Artist in Residence
Nathan Lincoln de Cusatis
Nathan Lincoln de Cusatis is a jazz and classical composer based in New York City. His music encompasses a wide variety of media and styles including his jazz piano trio MOB RULE, the 10-piece improvising ensemble Micro-Orchestra, and classical pieces for orchestra, sinfonietta and chamber ensembles. His music has been described in the Washington Post as “a kind of kaleidoscope…each moment bringing a shift in the harmonic feel and flow, from jazzy licks to piled-up counterpoint to independent chords.” All About Jazz calls him “a musician that has absorbed the stylistic vocabularies of the greats and distilled them into his own personal approach both muscular and lyrical.”
His music has been performed nationally by such groups as The Chesapeake Orchestra, Inscape Chamber Orchestra, The Atlantic Reed Consort, and The Great Noise Ensemble. Since 2015 he has served as composer-in-residence for the Pikes Falls Chamber Music Festival in Vermont, and in 2018 his music will be part of Composing in the Wilderness in Denali National Park and the Fairbanks Arts Festival, AK. Awards and accolades include an American Music Center CAP award, the Walsum Prize, an Atlantic Center for the Arts residency under composer/musician Henry Threadgill, and the Ithaca College Smadbeck Prize.

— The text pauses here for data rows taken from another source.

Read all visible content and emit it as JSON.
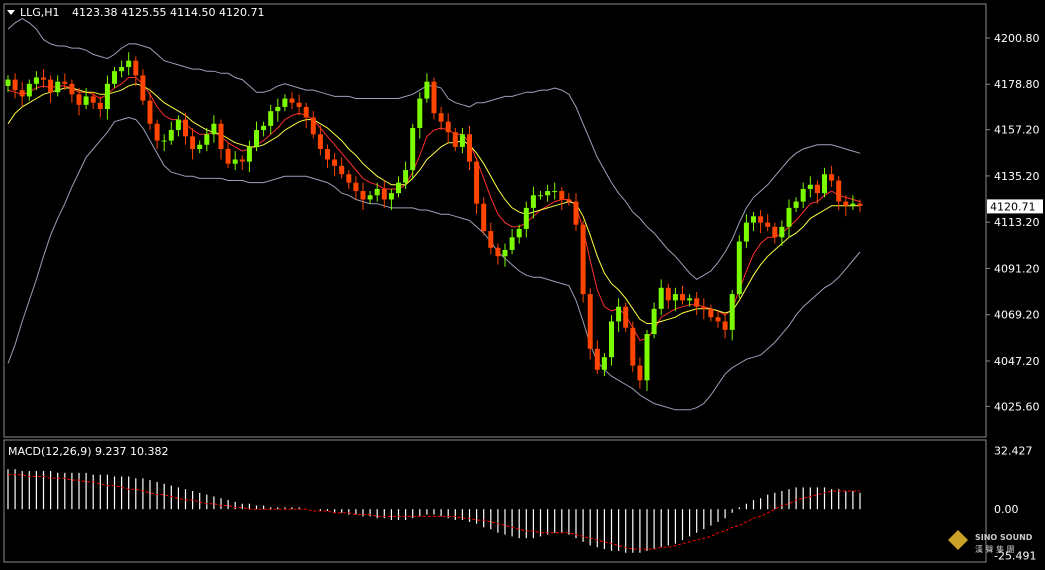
{
  "header": {
    "symbol": "LLG,H1",
    "ohlc": "4123.38 4125.55 4114.50 4120.71"
  },
  "macd_label": "MACD(12,26,9) 9.237 10.382",
  "watermark": {
    "line1": "SINO SOUND",
    "line2": "漢 聲 集 團"
  },
  "colors": {
    "background": "#000000",
    "grid_frame": "#8a8a8a",
    "bull": "#7cfc00",
    "bear": "#ff4500",
    "ma_fast": "#ff3030",
    "ma_slow": "#ffff40",
    "bands": "#9aa0b8",
    "text": "#ffffff",
    "macd_hist": "#ffffff",
    "macd_signal": "#ff0000"
  },
  "chart_data": [
    {
      "type": "candlestick",
      "title": "LLG,H1",
      "ylim": [
        4012,
        4216
      ],
      "y_ticks": [
        4200.8,
        4178.8,
        4157.2,
        4135.2,
        4113.2,
        4091.2,
        4069.2,
        4047.2,
        4025.6
      ],
      "y_tick_labels": [
        "4200.80",
        "4178.80",
        "4157.20",
        "4135.20",
        "4113.20",
        "4091.20",
        "4069.20",
        "4047.20",
        "4025.60"
      ],
      "current_price": 4120.71,
      "current_price_label": "4120.71",
      "closes": [
        4181,
        4176,
        4173,
        4179,
        4182,
        4181,
        4175,
        4180,
        4179,
        4174,
        4169,
        4173,
        4170,
        4167,
        4179,
        4185,
        4187,
        4190,
        4183,
        4171,
        4160,
        4152,
        4152,
        4157,
        4162,
        4154,
        4148,
        4150,
        4155,
        4160,
        4148,
        4141,
        4143,
        4142,
        4149,
        4157,
        4159,
        4166,
        4168,
        4172,
        4170,
        4168,
        4163,
        4155,
        4148,
        4143,
        4140,
        4136,
        4132,
        4128,
        4124,
        4126,
        4129,
        4124,
        4127,
        4132,
        4138,
        4158,
        4172,
        4180,
        4165,
        4161,
        4156,
        4149,
        4155,
        4142,
        4122,
        4109,
        4101,
        4097,
        4100,
        4106,
        4110,
        4120,
        4126,
        4126,
        4128,
        4128,
        4124,
        4123,
        4112,
        4079,
        4053,
        4043,
        4049,
        4066,
        4073,
        4063,
        4045,
        4038,
        4060,
        4072,
        4082,
        4076,
        4079,
        4076,
        4077,
        4073,
        4072,
        4068,
        4066,
        4062,
        4079,
        4104,
        4113,
        4116,
        4113,
        4111,
        4106,
        4111,
        4120,
        4123,
        4129,
        4131,
        4127,
        4136,
        4133,
        4123,
        4121,
        4122,
        4121
      ],
      "series": [
        {
          "name": "MA fast",
          "values": [
            4176,
            4175,
            4174,
            4175,
            4177,
            4178,
            4177,
            4178,
            4178,
            4177,
            4175,
            4175,
            4174,
            4172,
            4174,
            4177,
            4179,
            4182,
            4182,
            4179,
            4174,
            4168,
            4164,
            4162,
            4162,
            4160,
            4157,
            4155,
            4155,
            4156,
            4154,
            4151,
            4149,
            4147,
            4148,
            4150,
            4152,
            4155,
            4158,
            4162,
            4164,
            4165,
            4164,
            4162,
            4158,
            4154,
            4150,
            4146,
            4142,
            4138,
            4134,
            4132,
            4131,
            4129,
            4129,
            4129,
            4131,
            4137,
            4145,
            4154,
            4157,
            4158,
            4157,
            4155,
            4155,
            4151,
            4143,
            4134,
            4125,
            4117,
            4113,
            4111,
            4111,
            4113,
            4116,
            4119,
            4121,
            4123,
            4124,
            4124,
            4121,
            4110,
            4095,
            4081,
            4073,
            4071,
            4072,
            4069,
            4063,
            4057,
            4058,
            4062,
            4068,
            4070,
            4072,
            4073,
            4074,
            4074,
            4073,
            4072,
            4071,
            4069,
            4072,
            4081,
            4090,
            4098,
            4103,
            4106,
            4106,
            4108,
            4111,
            4114,
            4118,
            4122,
            4123,
            4126,
            4128,
            4126,
            4125,
            4124,
            4123
          ]
        },
        {
          "name": "MA slow",
          "values": [
            4160,
            4165,
            4168,
            4170,
            4172,
            4174,
            4175,
            4176,
            4177,
            4177,
            4176,
            4175,
            4175,
            4174,
            4174,
            4175,
            4176,
            4178,
            4179,
            4178,
            4176,
            4173,
            4170,
            4168,
            4166,
            4164,
            4161,
            4159,
            4157,
            4156,
            4155,
            4153,
            4151,
            4150,
            4149,
            4149,
            4150,
            4152,
            4154,
            4157,
            4159,
            4161,
            4162,
            4162,
            4160,
            4158,
            4155,
            4152,
            4148,
            4145,
            4141,
            4138,
            4135,
            4133,
            4131,
            4131,
            4131,
            4134,
            4138,
            4143,
            4146,
            4149,
            4151,
            4151,
            4152,
            4150,
            4146,
            4141,
            4135,
            4129,
            4124,
            4120,
            4118,
            4117,
            4118,
            4119,
            4120,
            4121,
            4122,
            4123,
            4122,
            4116,
            4107,
            4097,
            4089,
            4084,
            4081,
            4077,
            4072,
            4067,
            4065,
            4065,
            4066,
            4067,
            4068,
            4070,
            4071,
            4072,
            4072,
            4072,
            4071,
            4070,
            4071,
            4076,
            4082,
            4088,
            4093,
            4097,
            4100,
            4103,
            4106,
            4108,
            4111,
            4115,
            4117,
            4119,
            4121,
            4121,
            4121,
            4121,
            4121
          ]
        },
        {
          "name": "Upper band",
          "values": [
            4205,
            4208,
            4210,
            4208,
            4205,
            4200,
            4198,
            4197,
            4197,
            4196,
            4196,
            4195,
            4193,
            4192,
            4191,
            4193,
            4196,
            4198,
            4198,
            4197,
            4196,
            4193,
            4190,
            4189,
            4188,
            4187,
            4186,
            4186,
            4185,
            4185,
            4184,
            4184,
            4182,
            4181,
            4178,
            4175,
            4175,
            4176,
            4178,
            4179,
            4178,
            4177,
            4176,
            4176,
            4175,
            4174,
            4173,
            4173,
            4173,
            4172,
            4172,
            4172,
            4172,
            4172,
            4172,
            4172,
            4173,
            4174,
            4176,
            4178,
            4178,
            4177,
            4172,
            4170,
            4169,
            4168,
            4170,
            4170,
            4171,
            4172,
            4173,
            4173,
            4174,
            4175,
            4175,
            4176,
            4176,
            4177,
            4176,
            4174,
            4168,
            4160,
            4152,
            4144,
            4138,
            4132,
            4127,
            4123,
            4118,
            4115,
            4111,
            4108,
            4104,
            4100,
            4097,
            4093,
            4089,
            4086,
            4088,
            4090,
            4094,
            4099,
            4105,
            4113,
            4120,
            4125,
            4128,
            4131,
            4135,
            4139,
            4143,
            4146,
            4148,
            4149,
            4150,
            4150,
            4150,
            4149,
            4148,
            4147,
            4146
          ]
        },
        {
          "name": "Lower band",
          "values": [
            4046,
            4055,
            4066,
            4076,
            4086,
            4097,
            4107,
            4115,
            4122,
            4130,
            4137,
            4144,
            4148,
            4152,
            4156,
            4161,
            4162,
            4163,
            4162,
            4158,
            4152,
            4146,
            4140,
            4137,
            4136,
            4135,
            4135,
            4134,
            4134,
            4134,
            4134,
            4133,
            4133,
            4133,
            4132,
            4132,
            4132,
            4133,
            4134,
            4135,
            4135,
            4135,
            4135,
            4134,
            4133,
            4132,
            4130,
            4127,
            4126,
            4124,
            4123,
            4122,
            4122,
            4121,
            4120,
            4120,
            4120,
            4120,
            4119,
            4119,
            4118,
            4117,
            4117,
            4116,
            4115,
            4114,
            4111,
            4108,
            4104,
            4099,
            4096,
            4093,
            4090,
            4088,
            4087,
            4087,
            4086,
            4085,
            4084,
            4083,
            4076,
            4066,
            4055,
            4047,
            4043,
            4040,
            4038,
            4036,
            4034,
            4031,
            4029,
            4027,
            4026,
            4025,
            4024,
            4024,
            4024,
            4025,
            4027,
            4031,
            4036,
            4041,
            4044,
            4046,
            4048,
            4049,
            4050,
            4053,
            4056,
            4060,
            4064,
            4069,
            4073,
            4076,
            4079,
            4082,
            4084,
            4087,
            4091,
            4095,
            4099
          ]
        }
      ]
    },
    {
      "type": "histogram",
      "title": "MACD(12,26,9) 9.237 10.382",
      "ylim": [
        -28,
        37
      ],
      "y_ticks": [
        32.427,
        0.0,
        -25.491
      ],
      "y_tick_labels": [
        "32.427",
        "0.00",
        "-25.491"
      ],
      "histogram": [
        22,
        22,
        21,
        21,
        21,
        21,
        21,
        20,
        20,
        20,
        20,
        20,
        19,
        19,
        19,
        18,
        18,
        18,
        17,
        17,
        16,
        15,
        14,
        13,
        12,
        11,
        10,
        9,
        8,
        7,
        6,
        5,
        4,
        3,
        3,
        2,
        2,
        1,
        1,
        1,
        1,
        1,
        0,
        0,
        -1,
        -1,
        -2,
        -2,
        -3,
        -3,
        -4,
        -4,
        -5,
        -5,
        -6,
        -6,
        -6,
        -5,
        -4,
        -3,
        -3,
        -4,
        -5,
        -6,
        -6,
        -7,
        -8,
        -10,
        -11,
        -13,
        -14,
        -15,
        -16,
        -16,
        -16,
        -15,
        -14,
        -13,
        -13,
        -14,
        -16,
        -18,
        -20,
        -21,
        -22,
        -23,
        -23,
        -24,
        -24,
        -24,
        -23,
        -22,
        -21,
        -20,
        -19,
        -17,
        -15,
        -13,
        -11,
        -9,
        -7,
        -5,
        -2,
        1,
        3,
        5,
        6,
        8,
        9,
        10,
        11,
        12,
        12,
        12,
        12,
        12,
        11,
        11,
        10,
        10,
        9
      ],
      "signal": [
        19,
        19,
        19,
        18,
        18,
        18,
        17,
        17,
        17,
        16,
        16,
        15,
        15,
        14,
        13,
        13,
        12,
        11,
        11,
        10,
        9,
        8,
        8,
        7,
        6,
        5,
        5,
        4,
        3,
        3,
        2,
        2,
        1,
        1,
        0,
        0,
        0,
        0,
        0,
        0,
        0,
        0,
        0,
        -1,
        -1,
        -1,
        -2,
        -2,
        -2,
        -3,
        -3,
        -3,
        -4,
        -4,
        -4,
        -4,
        -4,
        -4,
        -4,
        -4,
        -4,
        -4,
        -4,
        -4,
        -5,
        -5,
        -6,
        -6,
        -7,
        -8,
        -9,
        -10,
        -11,
        -12,
        -12,
        -13,
        -13,
        -13,
        -13,
        -13,
        -14,
        -15,
        -16,
        -17,
        -18,
        -19,
        -20,
        -21,
        -22,
        -22,
        -22,
        -22,
        -21,
        -21,
        -20,
        -19,
        -18,
        -17,
        -16,
        -15,
        -13,
        -12,
        -10,
        -9,
        -7,
        -5,
        -4,
        -2,
        0,
        2,
        3,
        5,
        6,
        7,
        8,
        9,
        10,
        10,
        10,
        10,
        10
      ]
    }
  ]
}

His music was released on the Inscape Chamber Orchestra’s Grammy-nominated release Sprung Rhythm on the Sono Luminus label, and his chamber symphony was released on Inscape’s 2014 record American Aggregate. As a jazz pianist he has performed at several venues in New York City including ShapeShifter Lab and Club Bonafide, and he has released two jazz LPs: Micro-Orchestra a chamber jazz collaboration with saxophonist Kurtis Adams, in 2015; and MOB RULE, his piano trio album, in 2018. Nathan holds degrees in composition from Ithaca College (BM) and the University of Maryland (DMA). He currently serves as Assistant Professor of Music at Fordham University where he teaches classes in music theory, jazz, and music production.
2018 Commissioned Work:
Nameless Empire is a piece for string octet and bass/baritone voice that weaves a historical narrative about man’s relationship with wilderness spaces, drawing from Native American creation myths, primary documents and the writings of major 20th century conservationists. Commissioned by the Jackson Hole Chamber Music Festival, this piece takes the natural environment of the festival’s location in the Greater Yellowstone Ecosystem as a starting point to trace changing human viewpoints on the Rocky Mountains ranging from the sacred (a Shoshone creation story), the human instinct to civilize and conquer (John C. Fremont’s report on the summiting of the Wind River range), and finally leading to the epiphany that humankind itself is part of a larger wilderness community and that our presence there is transient and intrusive (the writings of Aldo Leopold and Edward Abbey). The singer inhabits each of these writer’s voices in a multi-movement piece that ultimately concludes with the realization that the mountain wilderness is a nameless empire unto itself, more expansive and more timeless that any of man’s own creation.
Past Artists in Residence
Todd Kosharek (2017)
Todd Kosharek received his BA in Art History from the University of Wisconsin – Milwaukee focusing his attention on eighteenth to twentieth century painting. Through these studies, he learned various approaches to technique, color theory, composition, as well as the importance of art with in the fabric of society through out the ages. This understanding has been an important factor in his choice of subject matter.
Todd studies art history while painting full time in his home studio in Jackson, Wyoming, where he has lived since 2000. He regularly takes portrait commissions and paints Wyoming landscapes. In 2007 he started his series of paintings exploring the symbolic qualities of the origami paper crane for which he is best known. The Origami Crane Series is an on-going collection of interior paintings exploring the Japanese prayer tradition of folding 1,000 cranes. These paintings are contemplations on memory, place, and time. He has also explored the concept of the origami crane as a universally accepted symbol of peace in his on-going “Project” series. Todd has work in private and public collections through out the United States and in Paris, France. His work is represented by Altamira Fine Art in Jackson, WY and Scottsdale, AZ.